Exuberant joy, reverence and awe, coupled with repentance and suitable attire leaning towards modesty, is surely acceptable before the Lord. However, finding the right balance can only be discerned by wisdom through the Holy Spirit who dwells within us. As individuals we are just as accountable as our leaderships are. May God give us the ability to discern that which pleases Him and prevents us from being ruled by carnal desires to grow numbers in the church, remembering the scriptural principle of quality before quantity or income.

The Foundation of the New Jerusalem is firmly based on our remembrance of the purpose why the Father sacrificed His Son on the altar, beginning at the Garden of Gethsemane. Taking communion is our constant reminder. The majority of the Romans and many of the Jews treated Jesus on the cross as their entertainment for the day. Let us therefore not forget the true foundation of the gospel of Jesus Christ nor become irreverent in our worship, but also resist any tendency to quench our joy in the Spirit; all at the same time! How is this to work out in practice? With man this is not possible, but with God all things are possible (Matthew 19:26).
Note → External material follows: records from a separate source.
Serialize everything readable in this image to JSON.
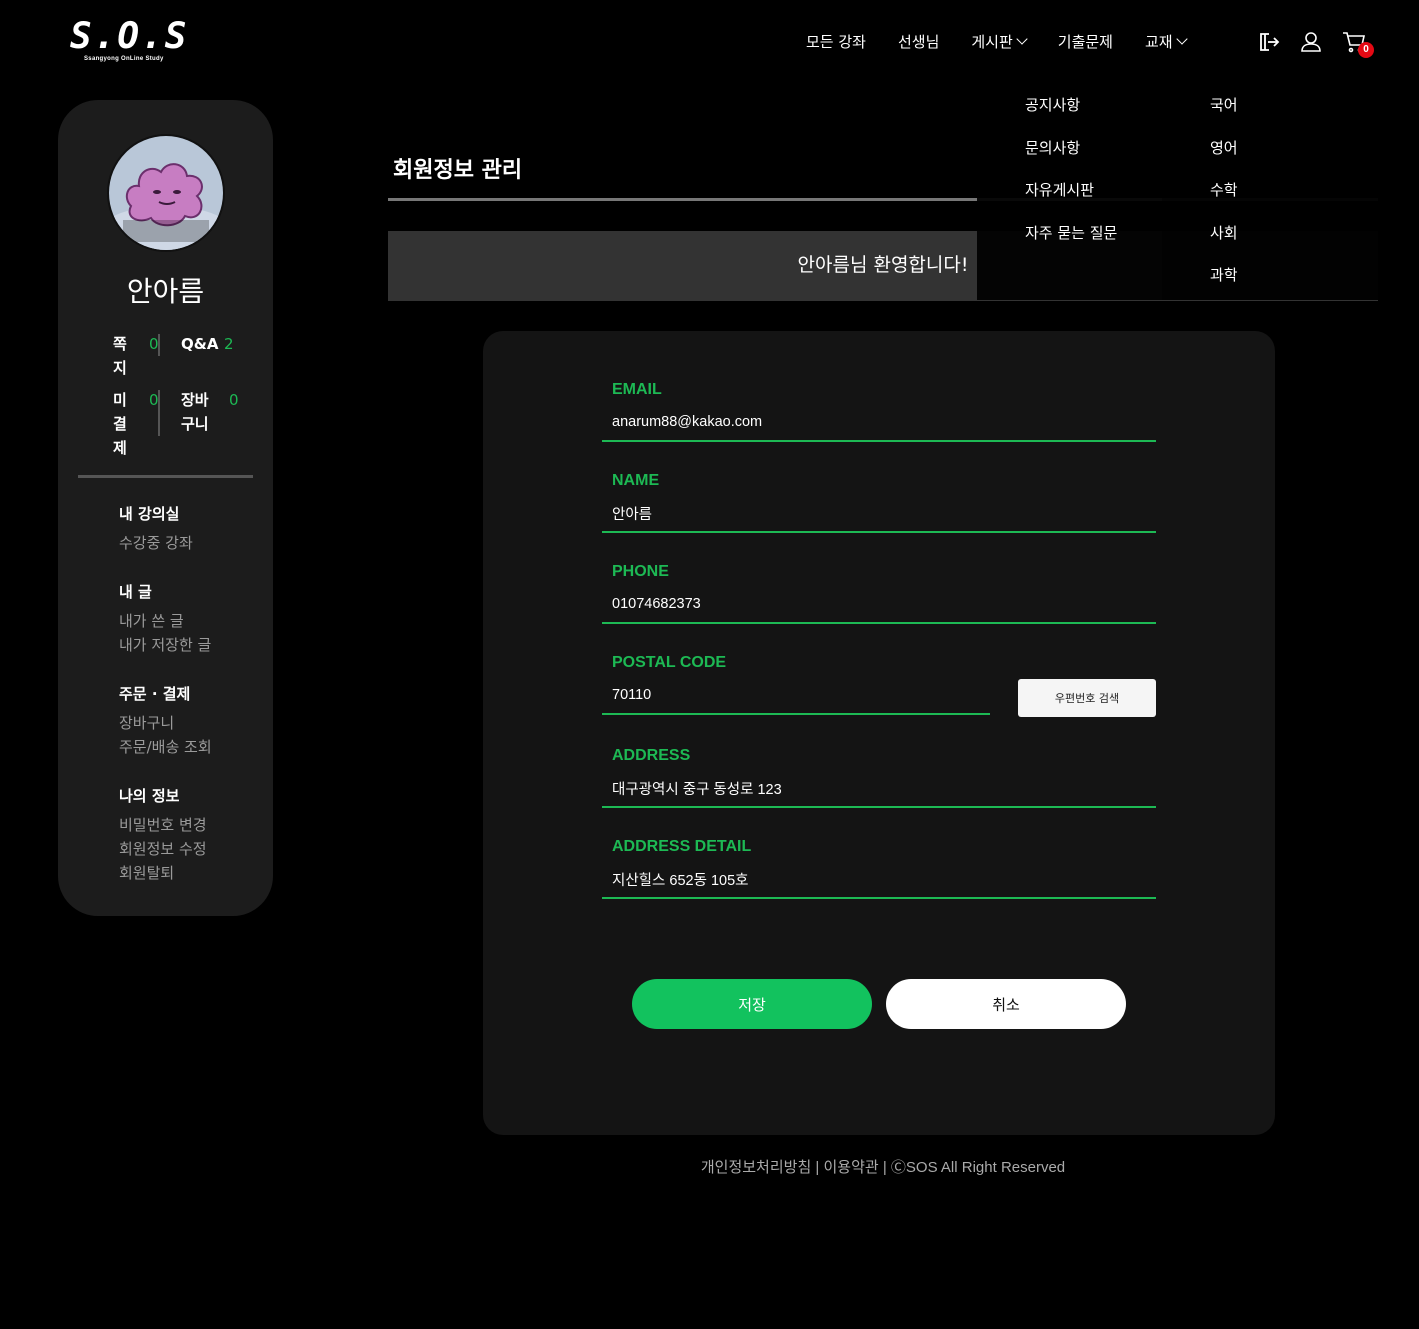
{
  "header": {
    "logo_text": "S.O.S",
    "logo_sub": "Ssangyong OnLine Study",
    "nav": [
      {
        "label": "모든 강좌"
      },
      {
        "label": "선생님"
      },
      {
        "label": "게시판"
      },
      {
        "label": "기출문제"
      },
      {
        "label": "교재"
      }
    ],
    "cart_count": "0",
    "icons": [
      "logout-icon",
      "user-icon",
      "cart-icon"
    ]
  },
  "dropdown": {
    "board": [
      "공지사항",
      "문의사항",
      "자유게시판",
      "자주 묻는 질문"
    ],
    "books": [
      "국어",
      "영어",
      "수학",
      "사회",
      "과학"
    ]
  },
  "sidebar": {
    "username": "안아름",
    "stats": {
      "note_label": "쪽지",
      "note_value": "0",
      "qna_label": "Q&A",
      "qna_value": "2",
      "unpaid_label": "미결제",
      "unpaid_value": "0",
      "cart_label": "장바구니",
      "cart_value": "0"
    },
    "groups": [
      {
        "title": "내 강의실",
        "links": [
          "수강중 강좌"
        ]
      },
      {
        "title": "내 글",
        "links": [
          "내가 쓴 글",
          "내가 저장한 글"
        ]
      },
      {
        "title": "주문 · 결제",
        "links": [
          "장바구니",
          "주문/배송 조회"
        ]
      },
      {
        "title": "나의 정보",
        "links": [
          "비밀번호 변경",
          "회원정보 수정",
          "회원탈퇴"
        ]
      }
    ]
  },
  "main": {
    "title": "회원정보 관리",
    "welcome": "안아름님 환영합니다!",
    "fields": {
      "email_label": "EMAIL",
      "email_value": "anarum88@kakao.com",
      "name_label": "NAME",
      "name_value": "안아름",
      "phone_label": "PHONE",
      "phone_value": "01074682373",
      "postal_label": "POSTAL CODE",
      "postal_value": "70110",
      "address_label": "ADDRESS",
      "address_value": "대구광역시 중구 동성로 123",
      "detail_label": "ADDRESS DETAIL",
      "detail_value": "지산힐스 652동 105호"
    },
    "postal_button": "우편번호 검색",
    "save_button": "저장",
    "cancel_button": "취소"
  },
  "footer": "개인정보처리방침 | 이용약관 | ⒸSOS All Right Reserved",
  "colors": {
    "accent": "#1db954",
    "save": "#12c25e",
    "badge": "#e50914"
  }
}
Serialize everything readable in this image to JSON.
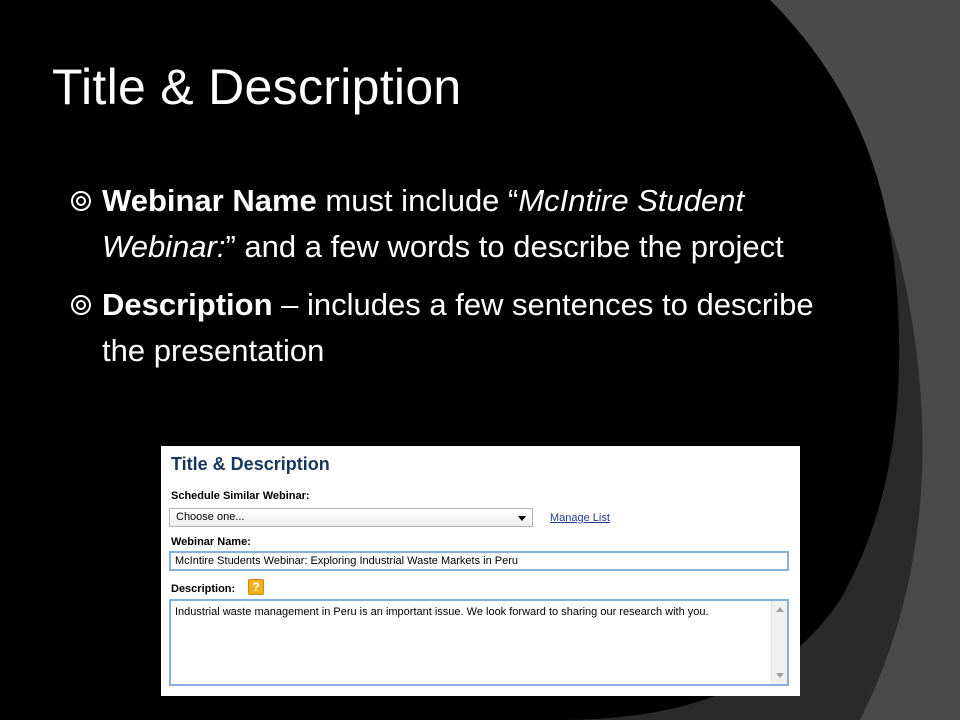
{
  "slide": {
    "title": "Title & Description",
    "bullets": [
      {
        "bold": "Webinar Name",
        "text1": " must include “",
        "italic": "McIntire Student Webinar:",
        "text2": "” and a few words to describe the project"
      },
      {
        "bold": "Description",
        "text1": " – includes a few sentences to describe the presentation"
      }
    ]
  },
  "form": {
    "title": "Title & Description",
    "schedule_label": "Schedule Similar Webinar:",
    "schedule_value": "Choose one...",
    "manage_link": "Manage List",
    "webinar_name_label": "Webinar Name:",
    "webinar_name_value": "McIntire Students Webinar: Exploring Industrial Waste Markets in Peru",
    "description_label": "Description:",
    "help_icon_glyph": "?",
    "description_value": "Industrial waste management in Peru is an important issue.  We look forward to sharing our research with you."
  },
  "colors": {
    "slide_background": "#000000",
    "panel_title": "#17375e",
    "input_border": "#86b1d9",
    "help_icon": "#f2b01e",
    "link": "#1f3f8f"
  },
  "icons": {
    "bullet": "target-bullet-icon",
    "help": "help-icon",
    "dropdown": "chevron-down-icon"
  }
}
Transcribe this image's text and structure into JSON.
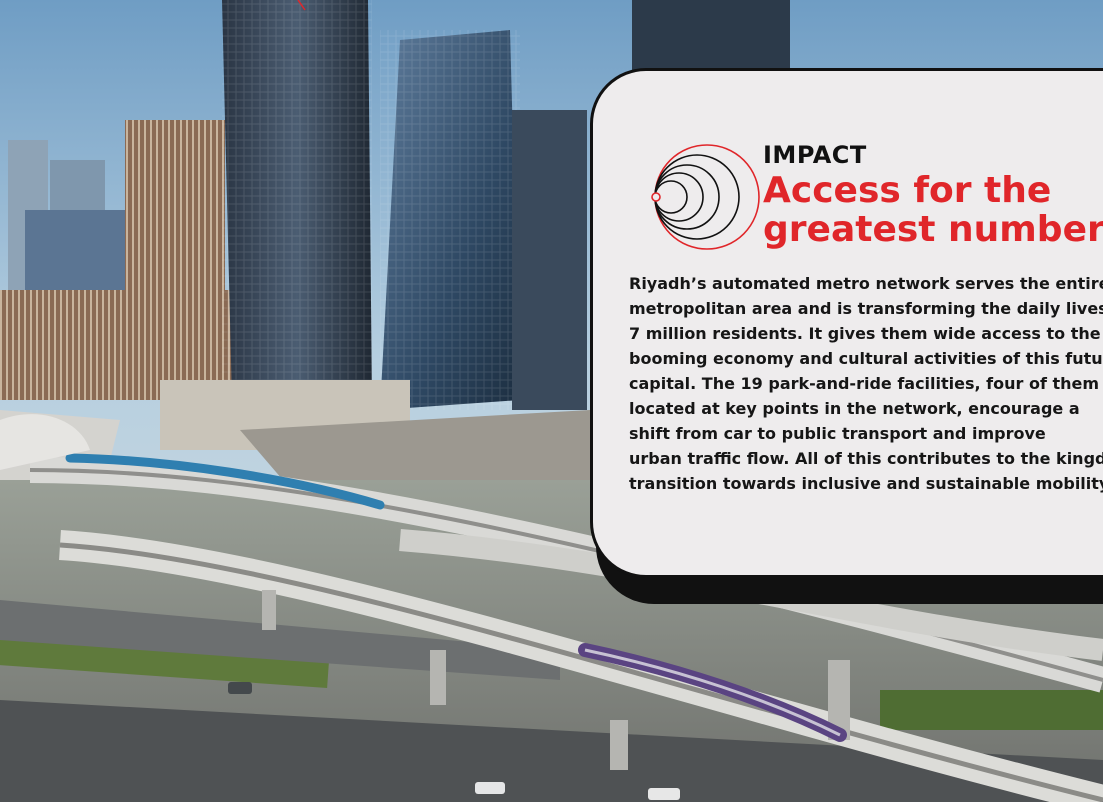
{
  "article": {
    "eyebrow": "IMPACT",
    "headline_lines": [
      "Access for the",
      "greatest number"
    ],
    "body_lines": [
      "Riyadh’s automated metro network serves the entire",
      "metropolitan area and is transforming the daily lives of",
      "7 million residents. It gives them wide access to the",
      "booming economy and cultural activities of this future",
      "capital. The 19 park-and-ride facilities, four of them",
      "located at key points in the network, encourage a",
      "shift from car to public transport and improve",
      "urban traffic flow. All of this contributes to the kingdom’s",
      "transition towards inclusive and sustainable mobility."
    ]
  },
  "colors": {
    "accent": "#e0262a",
    "card_background": "#eeeced",
    "card_border": "#111111",
    "text": "#161616"
  },
  "icons": {
    "logo": "concentric-circles-icon"
  }
}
Why did Jesus curse the fig tree (Matthew 21:19) and cause it to die? Why will Jesus spew the luke warm out of his mouth? In the case of the fig tree Jesus was hungry for fruit but there was no fruit to be found on the tree. Jesus is hungry to see us living fruitful lives. Many of His parables make that abundantly clear. When God forgives and gives the gift of life He expects us to multiply the kingdom by whatever means within our means and abilities. On pages 264-268, in my Kindle book, I discuss three parables dealing with degrees of reward in heaven. Two of the parables, Luke 19:11-27 and Matthew 25:14-30, reveal the Lord’s great displeasure for those who bear no fruit in their lives.

I recently felt great compassion and concern for those who will expectantly gather before the Lord to be welcomed into heaven, only to be told “I know you not” (Matthew 7:21-23; 25:11-12). I pictured the horror that will contort their faces. “But I thought I servTerrored You”, but they didn’t; they obviously had served themselves or had made fatal compromises with the ways of the world. How very tragic and unbearable even to ponder about! I prayed seeking how I could reach such people and snatch them from the gates of hell before its too late.

The next morning I awoke with a few lines from a Sunday School song running around in my head, “If you know that you’re saved say Amen,…then your life will surely show it”. It contained the answer I was looking for. Those truly born again and walking in the Lord reveal the life of Christ in their lives. They shine in the world and make no secret about it. They not only live righteously and humbly, without thought of financial rewards, but boldly testify of salvation through the Lord Jesus Christ. In other words, they are living fruitful lives, some 30, some 60 and some 100-fold. If we live accordingly and trust in Jesus we should have no fear of hell. One of our goals in life will be to warn others whom we see living rebelliously presuming upon the grace of God. Let’s snatch them from the gates of hell into the kingdom of the Son.